MATTINGLY: It's unlikely. Look, you talk to leadership aides, that's not the proposal, that's not the direction they want to go. But that really underscores kind of the differences here. There's ideological differences on the policy with that plan. But the Freedom Caucus matters. It's 45, 50 members of the House Republicans. And if the House Republicans can't get most, if not all of their members in line with whatever their proposal is, guess what, they can't get the requisite number of votes to pass that proposal.

But the issue, again, is trying to walk the line here, not only on the policy side, but the timeline. You talk to more conservative members of the conference, they made clear that they want things to happen quickly. They want them to happen fast. That's why they're pushing plans forward. The leadership wants to slow it down a little bit. They're worried about all of their members, not just the most conservative, guys.

HARLOW: You know who's helping them, quickly, Phil, is the CEOs of these big health care companies. Humana pulled out for 2018 of Obamacare. The Aetna CEO just said yesterday it is in a death spiral. I mean this should be helping them.

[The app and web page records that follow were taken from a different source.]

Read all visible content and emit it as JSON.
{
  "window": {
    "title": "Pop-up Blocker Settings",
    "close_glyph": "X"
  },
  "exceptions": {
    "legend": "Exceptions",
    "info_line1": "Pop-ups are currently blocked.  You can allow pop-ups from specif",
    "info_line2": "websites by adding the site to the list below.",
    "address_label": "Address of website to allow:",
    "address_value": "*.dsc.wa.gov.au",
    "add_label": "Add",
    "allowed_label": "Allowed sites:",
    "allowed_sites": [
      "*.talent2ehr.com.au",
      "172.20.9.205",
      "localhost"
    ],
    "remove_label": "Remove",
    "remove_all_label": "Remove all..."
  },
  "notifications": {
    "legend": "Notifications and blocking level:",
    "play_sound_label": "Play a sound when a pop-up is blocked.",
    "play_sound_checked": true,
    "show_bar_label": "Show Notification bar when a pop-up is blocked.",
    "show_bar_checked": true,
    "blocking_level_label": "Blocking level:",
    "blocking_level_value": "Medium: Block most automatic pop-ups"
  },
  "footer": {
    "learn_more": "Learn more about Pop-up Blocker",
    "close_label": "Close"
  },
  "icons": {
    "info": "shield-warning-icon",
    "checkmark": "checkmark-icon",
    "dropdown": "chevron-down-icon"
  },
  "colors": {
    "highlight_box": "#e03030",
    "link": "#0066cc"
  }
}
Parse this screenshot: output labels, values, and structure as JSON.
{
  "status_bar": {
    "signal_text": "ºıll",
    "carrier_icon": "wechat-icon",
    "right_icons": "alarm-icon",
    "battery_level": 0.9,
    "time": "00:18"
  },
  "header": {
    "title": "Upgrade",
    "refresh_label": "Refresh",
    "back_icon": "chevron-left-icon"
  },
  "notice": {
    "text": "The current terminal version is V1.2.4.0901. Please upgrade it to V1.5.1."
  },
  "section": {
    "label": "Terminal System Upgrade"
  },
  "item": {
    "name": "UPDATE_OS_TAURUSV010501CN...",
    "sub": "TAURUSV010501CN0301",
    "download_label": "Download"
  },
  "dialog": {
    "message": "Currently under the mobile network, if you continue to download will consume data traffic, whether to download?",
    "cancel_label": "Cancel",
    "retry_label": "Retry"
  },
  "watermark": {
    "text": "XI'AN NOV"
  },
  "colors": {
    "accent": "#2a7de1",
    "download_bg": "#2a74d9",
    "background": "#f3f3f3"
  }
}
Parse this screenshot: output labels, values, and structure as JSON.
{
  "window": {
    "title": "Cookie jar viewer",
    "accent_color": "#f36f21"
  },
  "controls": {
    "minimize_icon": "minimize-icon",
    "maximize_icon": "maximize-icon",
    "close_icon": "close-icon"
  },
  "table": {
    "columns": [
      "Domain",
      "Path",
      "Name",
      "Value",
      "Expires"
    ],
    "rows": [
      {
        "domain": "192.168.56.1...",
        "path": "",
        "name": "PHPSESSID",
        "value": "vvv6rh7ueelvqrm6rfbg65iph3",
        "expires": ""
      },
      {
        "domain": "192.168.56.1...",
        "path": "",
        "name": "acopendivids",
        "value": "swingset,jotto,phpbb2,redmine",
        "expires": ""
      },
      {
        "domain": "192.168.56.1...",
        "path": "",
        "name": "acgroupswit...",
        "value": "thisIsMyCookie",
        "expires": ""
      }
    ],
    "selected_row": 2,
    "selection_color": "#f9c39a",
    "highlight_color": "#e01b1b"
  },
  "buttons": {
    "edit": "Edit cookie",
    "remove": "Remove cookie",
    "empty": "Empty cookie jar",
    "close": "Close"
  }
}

[09:55:01] MATTINGLY: Yes, and I think that's - look, that's the - the issue when you talk to leadership officials right now is they want their members to - relax isn't the right word. They understand what they're hearing when they go home. They understand what they're about to face when they go home tonight to their districts. But they believe they have a message. They believe that the system is in need of repair. And as such, they need to take the time to do this properly, do it step by step.

But, again, there are conservative members agitating for a faster process, making clear this was what we promised on the campaign. This needs to happen now. If they can't calm those members down, get them kind of back into line, this is very problematic, not just for how's this going to look going forward. Guys, this has the potential to sink the entire issue altogether. And I think that's why you're seeing members meeting behind closed doors. That's why you're seeing Health and Human Services Secretary Tom Price come up, try and quell the concerns, assuage some of the concern and really try and get folks back into line as they really kick this process into high gear.

BERMAN: All right, Phil Mattingly for us on Capitol Hill. Great reporting, Phil, we appreciate it.

The next hour of CNN NEWSROOM starts after a quick break.